» Your instructions: Wherever the string "Tipo" appears in the entries below, return the line that holds it.

[Source data]

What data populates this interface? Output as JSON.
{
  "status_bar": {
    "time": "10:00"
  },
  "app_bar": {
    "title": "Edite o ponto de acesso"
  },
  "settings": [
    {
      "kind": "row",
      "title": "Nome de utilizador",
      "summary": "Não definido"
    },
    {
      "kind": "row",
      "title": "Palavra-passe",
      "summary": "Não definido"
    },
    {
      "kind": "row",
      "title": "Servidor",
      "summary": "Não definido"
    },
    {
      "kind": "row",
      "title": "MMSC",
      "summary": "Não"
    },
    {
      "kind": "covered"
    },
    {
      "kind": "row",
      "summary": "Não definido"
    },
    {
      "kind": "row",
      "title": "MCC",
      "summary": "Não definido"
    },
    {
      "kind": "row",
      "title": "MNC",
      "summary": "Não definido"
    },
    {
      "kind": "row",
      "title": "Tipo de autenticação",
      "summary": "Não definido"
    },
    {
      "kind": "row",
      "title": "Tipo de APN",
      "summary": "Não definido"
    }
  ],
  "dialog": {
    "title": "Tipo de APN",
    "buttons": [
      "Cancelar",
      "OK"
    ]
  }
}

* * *

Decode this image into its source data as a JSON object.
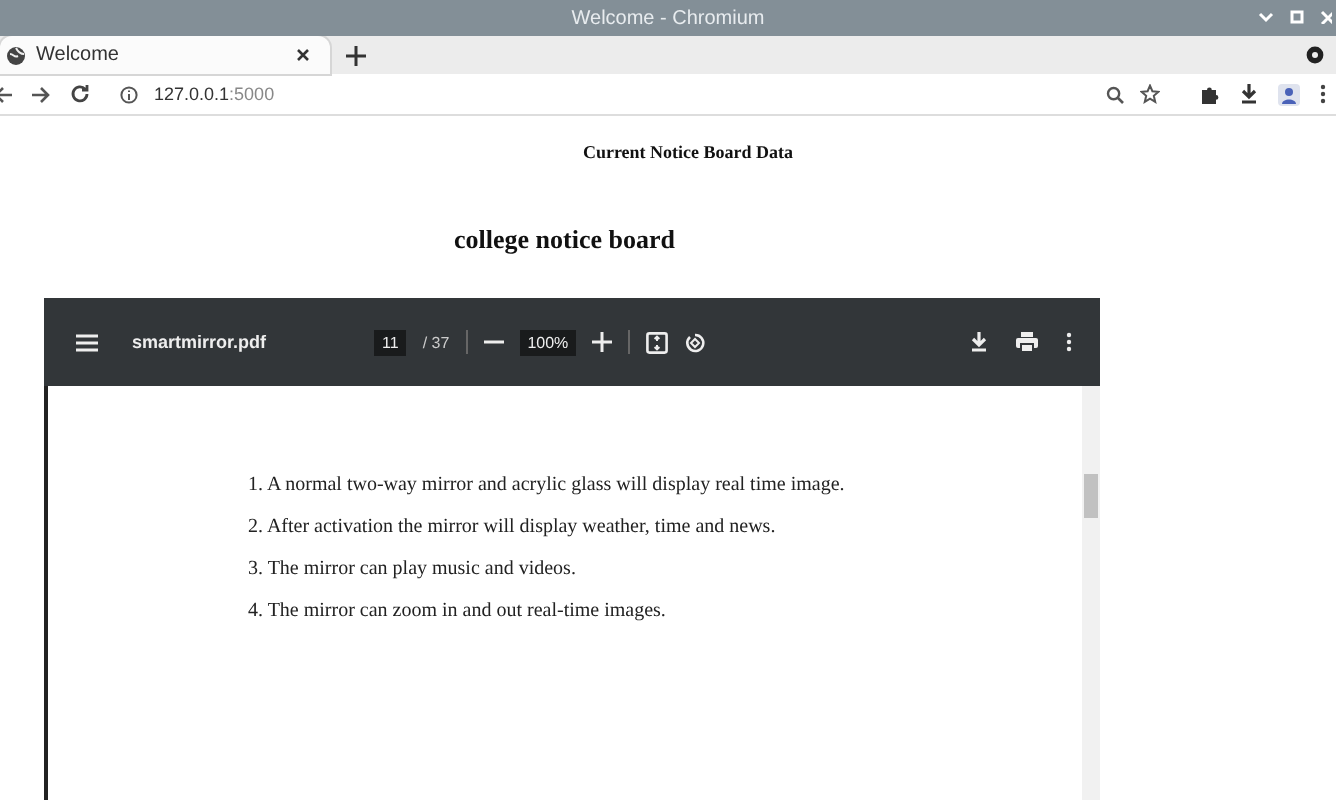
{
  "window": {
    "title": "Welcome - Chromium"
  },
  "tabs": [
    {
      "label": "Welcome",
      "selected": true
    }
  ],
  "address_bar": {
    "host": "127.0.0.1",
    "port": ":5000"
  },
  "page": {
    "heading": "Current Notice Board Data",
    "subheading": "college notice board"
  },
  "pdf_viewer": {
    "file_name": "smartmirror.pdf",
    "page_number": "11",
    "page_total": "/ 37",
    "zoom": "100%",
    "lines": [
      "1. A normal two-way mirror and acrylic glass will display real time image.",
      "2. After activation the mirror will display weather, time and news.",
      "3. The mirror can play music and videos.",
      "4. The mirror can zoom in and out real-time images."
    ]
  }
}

» Response area:
      "title": "Tipo de autenticação",
      "title": "Tipo de APN",
    "title": "Tipo de APN",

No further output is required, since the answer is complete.